ASSIGNMENT: Find the line containing "Give me the" in the entries below. Reproduce that line and each one after it to the end, exactly, with no other lines.

SOURCE RECORDS:
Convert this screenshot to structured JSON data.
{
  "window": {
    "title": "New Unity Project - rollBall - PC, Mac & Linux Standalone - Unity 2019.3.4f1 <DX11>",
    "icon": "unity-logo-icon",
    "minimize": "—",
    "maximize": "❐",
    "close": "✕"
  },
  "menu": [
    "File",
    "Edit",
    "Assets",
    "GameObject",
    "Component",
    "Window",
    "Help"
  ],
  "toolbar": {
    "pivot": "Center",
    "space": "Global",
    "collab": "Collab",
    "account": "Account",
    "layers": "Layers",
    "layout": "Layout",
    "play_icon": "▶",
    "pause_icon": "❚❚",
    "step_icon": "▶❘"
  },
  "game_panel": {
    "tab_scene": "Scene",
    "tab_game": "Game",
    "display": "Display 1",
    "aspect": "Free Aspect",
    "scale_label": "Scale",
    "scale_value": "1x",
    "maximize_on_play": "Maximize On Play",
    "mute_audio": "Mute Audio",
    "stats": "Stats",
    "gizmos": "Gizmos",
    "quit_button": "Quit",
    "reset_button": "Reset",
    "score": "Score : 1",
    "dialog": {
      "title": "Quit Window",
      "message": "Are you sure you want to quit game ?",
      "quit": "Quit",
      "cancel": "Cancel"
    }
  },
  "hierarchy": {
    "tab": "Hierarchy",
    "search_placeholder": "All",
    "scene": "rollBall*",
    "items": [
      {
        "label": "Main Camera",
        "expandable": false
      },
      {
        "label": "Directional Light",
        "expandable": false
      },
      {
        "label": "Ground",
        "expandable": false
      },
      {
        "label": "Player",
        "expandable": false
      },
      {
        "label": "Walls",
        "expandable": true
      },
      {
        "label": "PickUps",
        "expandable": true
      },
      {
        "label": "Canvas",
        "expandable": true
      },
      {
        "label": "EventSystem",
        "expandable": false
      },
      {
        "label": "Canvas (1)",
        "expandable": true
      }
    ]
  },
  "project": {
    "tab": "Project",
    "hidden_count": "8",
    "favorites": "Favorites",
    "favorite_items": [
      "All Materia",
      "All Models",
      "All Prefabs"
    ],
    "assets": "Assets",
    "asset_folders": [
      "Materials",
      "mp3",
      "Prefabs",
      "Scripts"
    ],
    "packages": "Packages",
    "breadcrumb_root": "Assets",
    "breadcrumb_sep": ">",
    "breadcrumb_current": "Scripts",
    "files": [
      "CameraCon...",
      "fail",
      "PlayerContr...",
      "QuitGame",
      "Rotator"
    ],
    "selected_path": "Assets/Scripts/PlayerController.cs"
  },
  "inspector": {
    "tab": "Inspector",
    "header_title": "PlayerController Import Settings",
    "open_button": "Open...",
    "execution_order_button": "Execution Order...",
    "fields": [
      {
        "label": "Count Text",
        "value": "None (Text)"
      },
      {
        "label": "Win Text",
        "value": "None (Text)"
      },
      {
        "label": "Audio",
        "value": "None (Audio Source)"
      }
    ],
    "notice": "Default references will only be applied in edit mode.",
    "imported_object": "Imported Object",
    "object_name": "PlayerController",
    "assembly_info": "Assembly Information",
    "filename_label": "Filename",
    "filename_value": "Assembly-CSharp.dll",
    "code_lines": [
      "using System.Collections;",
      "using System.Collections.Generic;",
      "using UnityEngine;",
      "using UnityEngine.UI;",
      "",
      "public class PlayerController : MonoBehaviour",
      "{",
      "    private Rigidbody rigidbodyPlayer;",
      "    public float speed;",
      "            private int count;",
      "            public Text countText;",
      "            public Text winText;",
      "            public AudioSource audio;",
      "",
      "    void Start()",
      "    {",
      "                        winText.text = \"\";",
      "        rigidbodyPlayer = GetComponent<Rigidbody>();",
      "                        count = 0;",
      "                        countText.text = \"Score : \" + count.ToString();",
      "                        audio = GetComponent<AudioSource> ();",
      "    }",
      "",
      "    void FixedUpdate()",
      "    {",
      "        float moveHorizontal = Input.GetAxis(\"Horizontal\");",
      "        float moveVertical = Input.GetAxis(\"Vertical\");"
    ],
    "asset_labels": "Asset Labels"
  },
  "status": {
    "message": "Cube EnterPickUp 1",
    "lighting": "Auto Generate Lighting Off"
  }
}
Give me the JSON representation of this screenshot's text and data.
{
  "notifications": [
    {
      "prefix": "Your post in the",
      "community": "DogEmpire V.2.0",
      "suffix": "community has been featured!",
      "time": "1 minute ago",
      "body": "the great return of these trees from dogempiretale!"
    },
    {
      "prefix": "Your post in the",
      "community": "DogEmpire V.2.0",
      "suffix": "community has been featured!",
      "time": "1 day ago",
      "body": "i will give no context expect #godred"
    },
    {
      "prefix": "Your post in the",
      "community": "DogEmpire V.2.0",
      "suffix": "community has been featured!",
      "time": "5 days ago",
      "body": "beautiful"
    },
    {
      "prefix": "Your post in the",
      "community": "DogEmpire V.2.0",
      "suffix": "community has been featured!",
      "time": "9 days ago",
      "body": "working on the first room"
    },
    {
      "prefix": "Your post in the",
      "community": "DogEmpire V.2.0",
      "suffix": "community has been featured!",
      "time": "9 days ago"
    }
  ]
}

EXERCISE ANSWER:
Give me the JSON representation of this screenshot's text and data.
{
  "notifications": [
    {
      "prefix": "Your post in the",
      "community": "DogEmpire V.2.0",
      "suffix": "community has been featured!",
      "time": "1 minute ago",
      "body": "the great return of these trees from dogempiretale!"
    },
    {
      "prefix": "Your post in the",
      "community": "DogEmpire V.2.0",
      "suffix": "community has been featured!",
      "time": "1 day ago",
      "body": "i will give no context expect #godred"
    },
    {
      "prefix": "Your post in the",
      "community": "DogEmpire V.2.0",
      "suffix": "community has been featured!",
      "time": "5 days ago",
      "body": "beautiful"
    },
    {
      "prefix": "Your post in the",
      "community": "DogEmpire V.2.0",
      "suffix": "community has been featured!",
      "time": "9 days ago",
      "body": "working on the first room"
    },
    {
      "prefix": "Your post in the",
      "community": "DogEmpire V.2.0",
      "suffix": "community has been featured!",
      "time": "9 days ago"
    }
  ]
}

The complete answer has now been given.